Social Security benefits vs. rising health care costs? Not even close
Our daily roundup of retirement news your clients may be thinking about.
Dire forecast: Why Social Security is going to fall short
A report from HealthView Services shows that the lifetime health care expenses of a 45-year-old couple will be much higher than the overall Social Security benefits that the couple will receive, thanks to rising medical costs, according to this article from Money. The report indicates that the projected medical expenses of the couple after they retire will be 122% of their total Social Security benefits. “We assume Social Security will pay all our bills, as it did for our parents and grandparents. If you’re 45, it won’t even pay for your health care,” says an expert.
An overlooked vehicle for retirement savings
Many people realize that a health savings account is a great savings vehicle that they can use not only to save for medical expenses but also to help build their nest egg, writes Morningstar's Christine Benz. "The tax benefits of HSAs are so generous that even people with more significant health-care costs might consider paying those expenses out of pocket, provided they can afford to do so, allowing the money can continue to compound in the HSA," writes Benz. However, "the tax benefits of HSAs, which are only available to those who are covered by a high-deductible health-care plan, are such that individuals should revisit that decision--especially if they're already taking advantage of other retirement-savings options like IRAs and 401(k)s."
6 things boomers should know about Social Security
As many baby boomers have not saved enough for retirement, younger workers feel the need to start planning financially to secure their future, according to this article from Forbes. Many people are expected to rely on Social Security for retirement income, so it helps to know the basics about the program. For example, people's retirement eligibility will be based on their work history and their retirement benefit could change depending on their work experience, income and age.
A target-date fund for retirees who aren’t sure how to invest — and need to take RMDs
Fidelity Investments is offering a suite of target-date mutual funds designed to help retirees invest their required minimum distributions from tax-deferred retirement accounts, according to this article on MarketWatch. Before buying the funds, clients are advised to determine whether buying these funds would prevent them from using tax-saving strategies, such as making qualified charitable distributions. “The other issue that would frustrate me is that some years — depending on deductions especially in medical expense — you might want to take more than the RMD to maximize tax efficiency,” says an expert.
Deferring compensation now could help clients in retirement
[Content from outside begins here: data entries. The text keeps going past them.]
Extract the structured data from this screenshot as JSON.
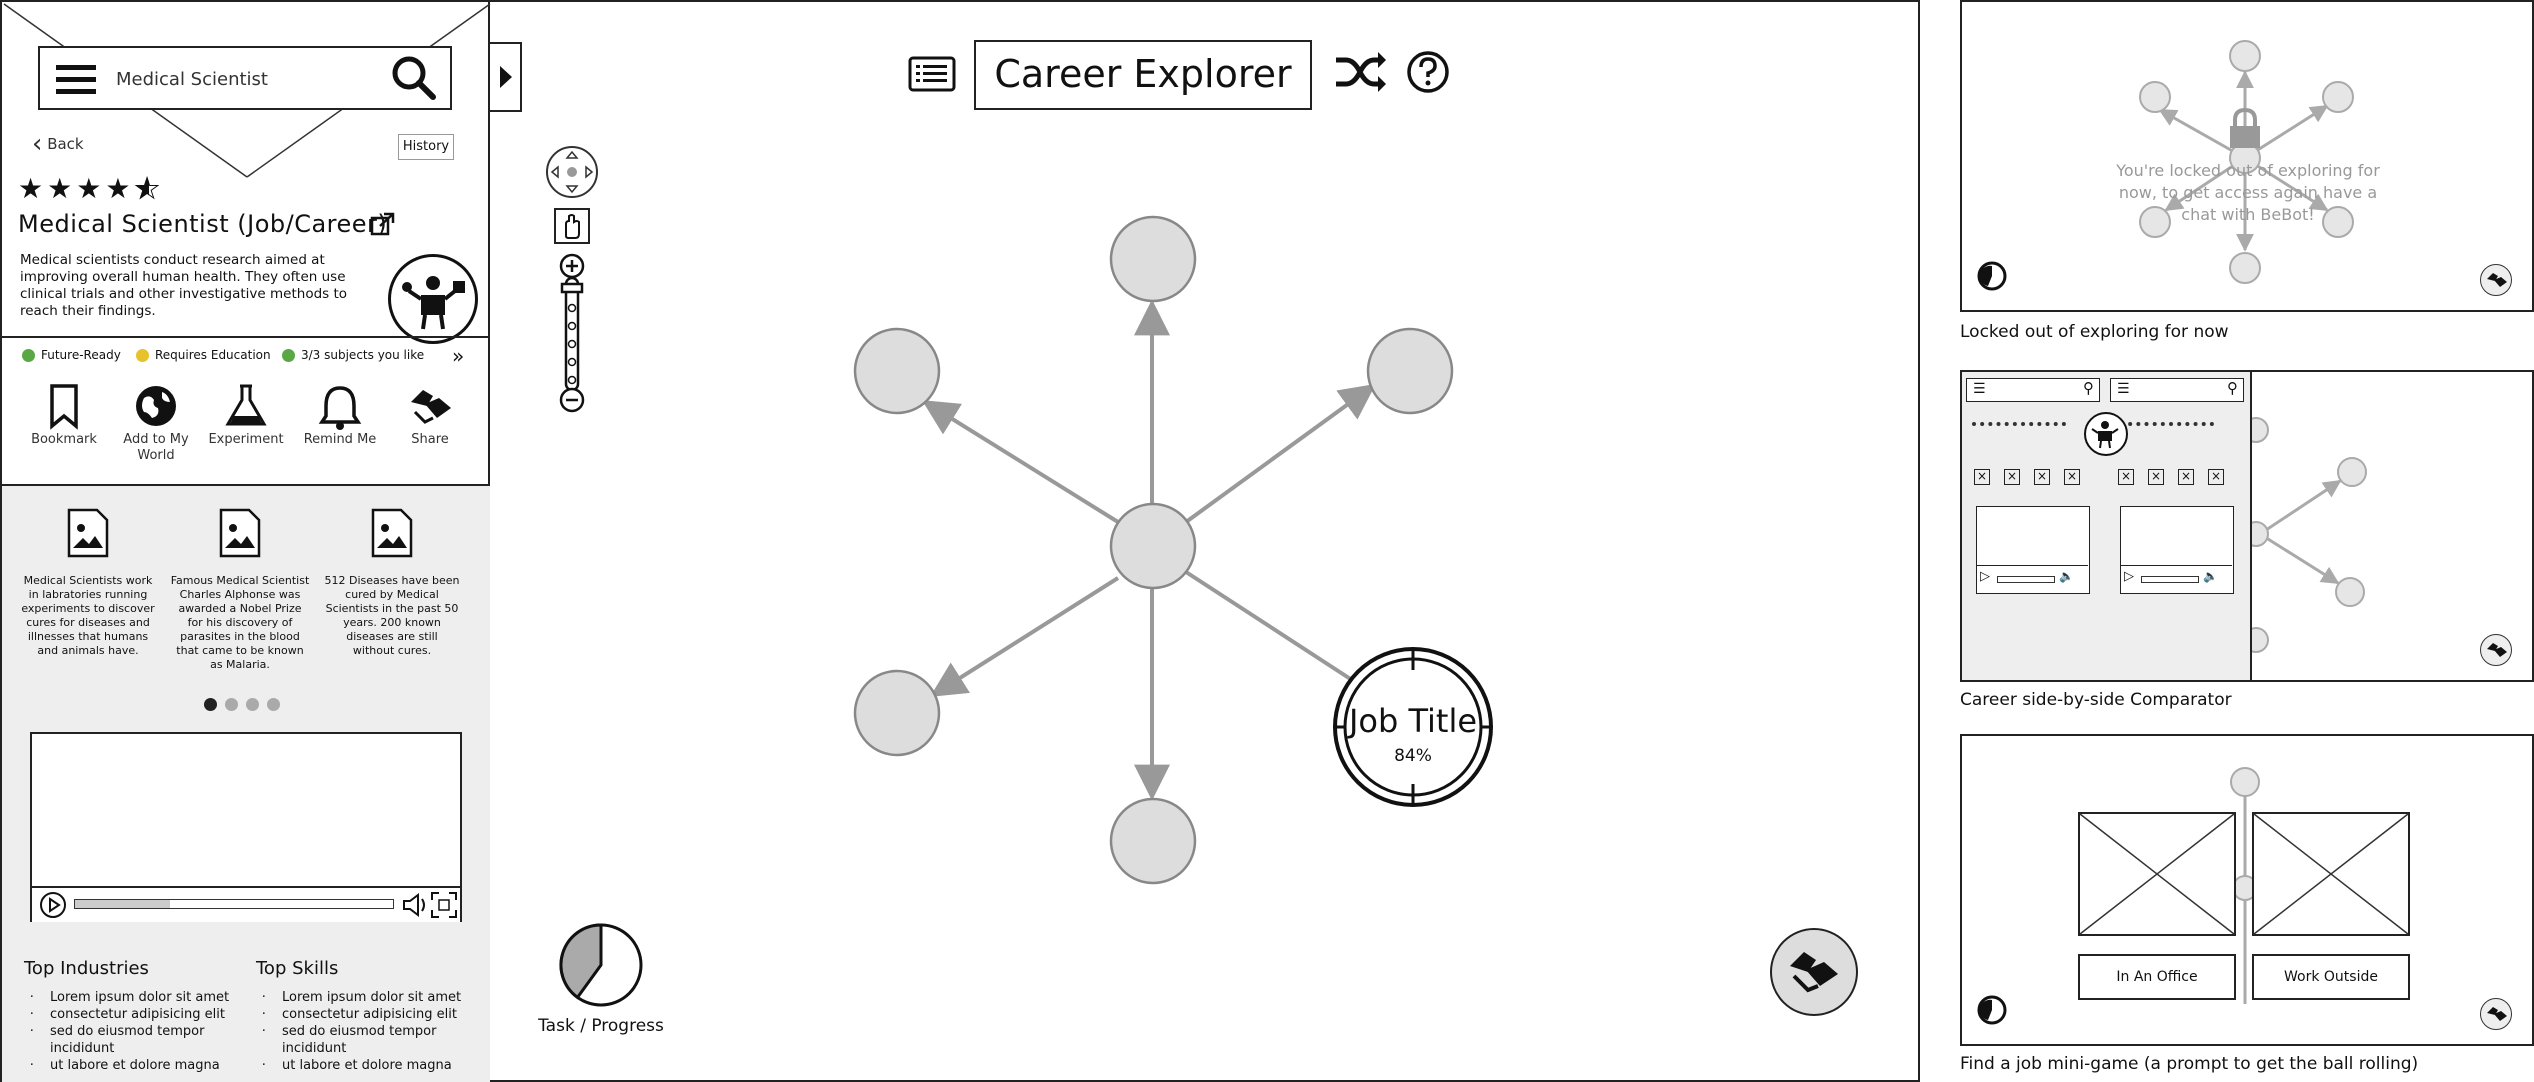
{
  "search": {
    "value": "Medical Scientist"
  },
  "nav": {
    "back": "Back",
    "history": "History"
  },
  "career": {
    "title": "Medical Scientist (Job/Career)",
    "rating": 4.5,
    "description": "Medical scientists conduct research aimed at improving overall human health. They often use clinical trials and other investigative methods to reach their findings."
  },
  "tags": [
    {
      "label": "Future-Ready",
      "color": "#5aa844"
    },
    {
      "label": "Requires Education",
      "color": "#e8c22a"
    },
    {
      "label": "3/3 subjects you like",
      "color": "#5aa844"
    }
  ],
  "actions": [
    {
      "label": "Bookmark",
      "icon": "bookmark-icon"
    },
    {
      "label": "Add to My World",
      "icon": "globe-icon"
    },
    {
      "label": "Experiment",
      "icon": "flask-icon"
    },
    {
      "label": "Remind Me",
      "icon": "bell-icon"
    },
    {
      "label": "Share",
      "icon": "share-icon"
    }
  ],
  "facts": [
    "Medical Scientists work in labratories running experiments to discover cures for diseases and illnesses that humans and animals have.",
    "Famous Medical Scientist Charles Alphonse was awarded a Nobel Prize for his discovery of parasites in the blood that came to be known as Malaria.",
    "512 Diseases have been cured by Medical Scientists in the past 50 years. 200 known diseases are still without cures."
  ],
  "carousel": {
    "pages": 4,
    "active": 0
  },
  "industries": {
    "title": "Top Industries",
    "items": [
      "Lorem ipsum dolor sit amet",
      "consectetur adipisicing elit",
      "sed do eiusmod tempor incididunt",
      "ut labore et dolore magna"
    ]
  },
  "skills": {
    "title": "Top Skills",
    "items": [
      "Lorem ipsum dolor sit amet",
      "consectetur adipisicing elit",
      "sed do eiusmod tempor incididunt",
      "ut labore et dolore magna"
    ]
  },
  "main": {
    "title": "Career Explorer",
    "job_title": "Job Title",
    "job_percent": "84%",
    "task_label": "Task / Progress",
    "task_progress": 0.4
  },
  "panels": {
    "locked": {
      "message": "You're locked out of exploring for now, to get access again have a chat with BeBot!",
      "caption": "Locked out of exploring for now"
    },
    "comparator": {
      "caption": "Career side-by-side Comparator"
    },
    "minigame": {
      "caption": "Find a job mini-game (a prompt to get the ball rolling)",
      "option_a": "In An Office",
      "option_b": "Work Outside"
    }
  }
}
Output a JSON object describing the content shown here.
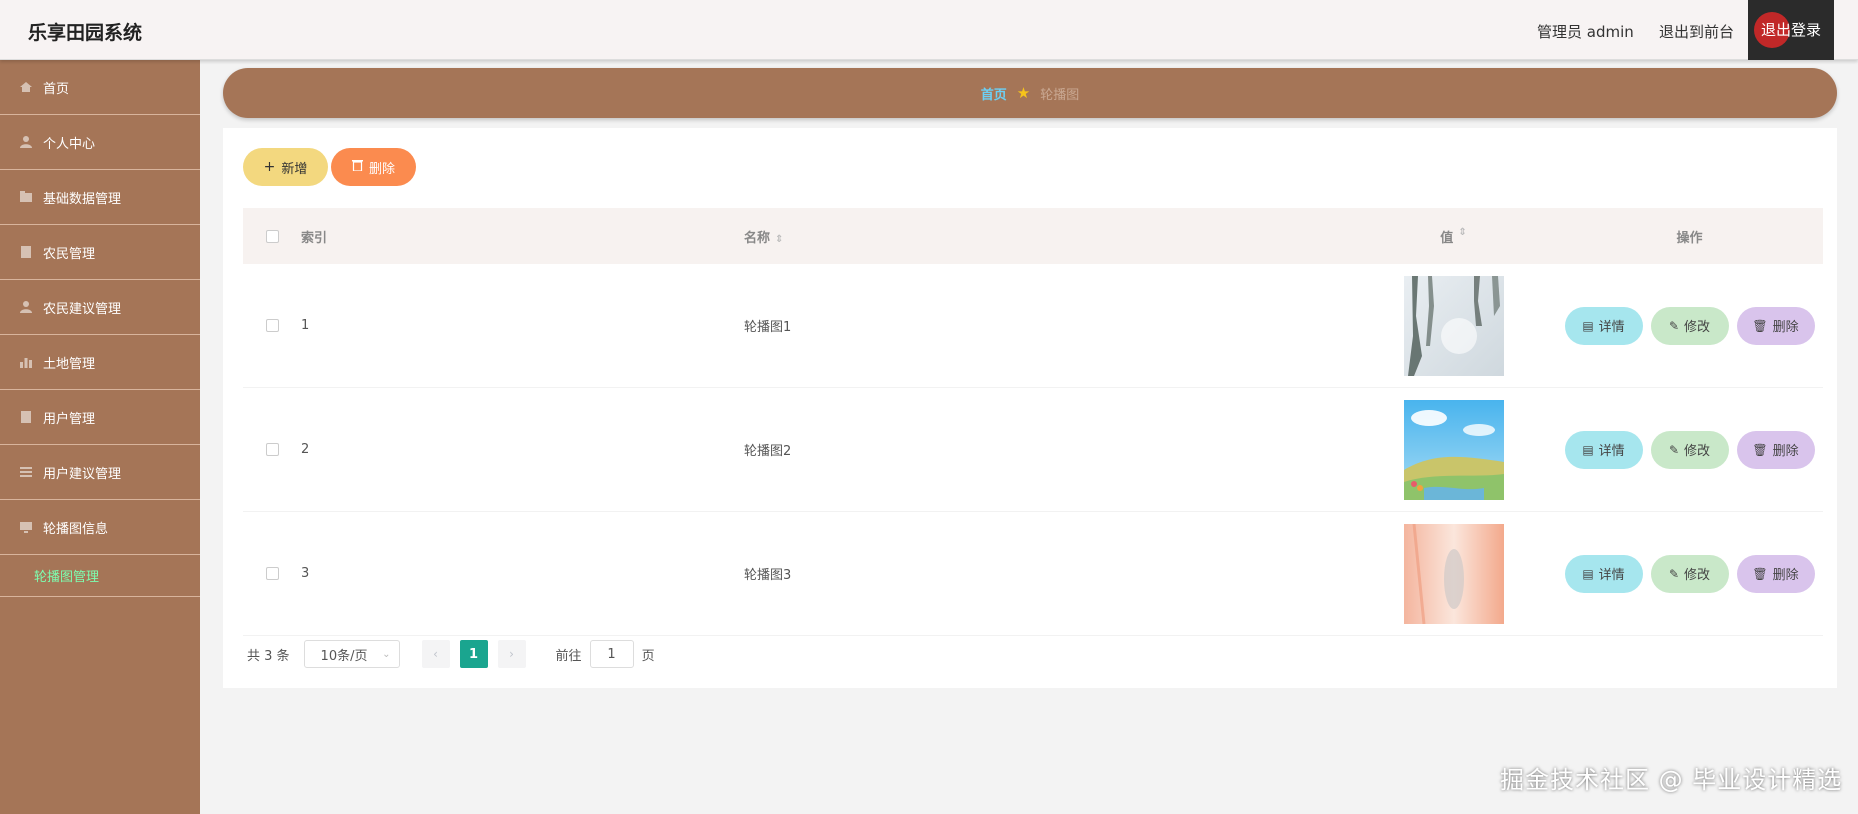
{
  "header": {
    "title": "乐享田园系统",
    "admin_label": "管理员 admin",
    "front_link": "退出到前台",
    "logout_label": "退出登录"
  },
  "sidebar": {
    "items": [
      {
        "label": "首页",
        "icon": "home-icon"
      },
      {
        "label": "个人中心",
        "icon": "user-icon"
      },
      {
        "label": "基础数据管理",
        "icon": "folder-icon"
      },
      {
        "label": "农民管理",
        "icon": "document-icon"
      },
      {
        "label": "农民建议管理",
        "icon": "user-icon"
      },
      {
        "label": "土地管理",
        "icon": "bar-chart-icon"
      },
      {
        "label": "用户管理",
        "icon": "document-icon"
      },
      {
        "label": "用户建议管理",
        "icon": "list-icon"
      },
      {
        "label": "轮播图信息",
        "icon": "monitor-icon"
      }
    ],
    "submenu_active": "轮播图管理"
  },
  "breadcrumb": {
    "home": "首页",
    "current": "轮播图"
  },
  "toolbar": {
    "add_label": "新增",
    "delete_label": "删除"
  },
  "table": {
    "headers": {
      "index": "索引",
      "name": "名称",
      "value": "值",
      "ops": "操作"
    },
    "rows": [
      {
        "index": "1",
        "name": "轮播图1"
      },
      {
        "index": "2",
        "name": "轮播图2"
      },
      {
        "index": "3",
        "name": "轮播图3"
      }
    ],
    "op_labels": {
      "detail": "详情",
      "edit": "修改",
      "remove": "删除"
    }
  },
  "pagination": {
    "total": "共 3 条",
    "page_size": "10条/页",
    "current_page": "1",
    "goto_label": "前往",
    "goto_value": "1",
    "page_suffix": "页"
  },
  "watermark": "掘金技术社区 @ 毕业设计精选",
  "colors": {
    "sidebar": "#a57557",
    "active_submenu": "#7dffb0",
    "add_button": "#f3d87f",
    "delete_button": "#fb8b4f",
    "pager_active": "#1aa58f"
  }
}
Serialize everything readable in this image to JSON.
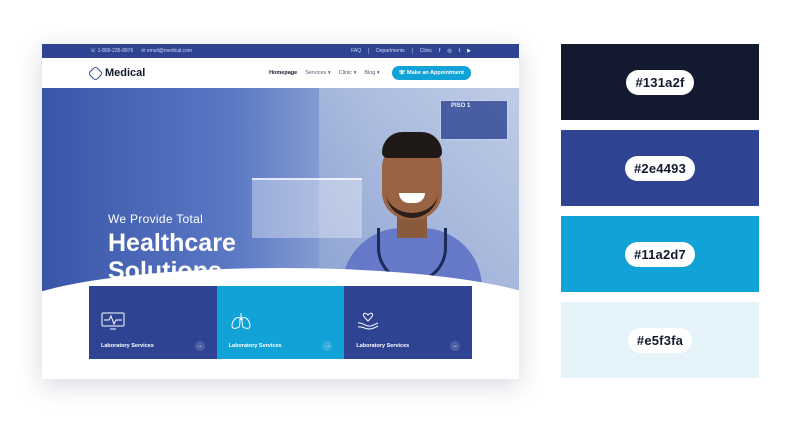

Executives should take advantage of the option of socking away some of their income in a company-sponsored, non-qualified deferred compensation plan to save for retirement, writes an expert on CNBC. NQDC plans provide tax-free compounded growth on investments and offer a broad menu of attractive options, says the expert. "Basic modeling shows that assets invested inside a deferred compensation plan for 10 years would grow 1.75% more annually than the same amount invested for the same period receiving identical returns."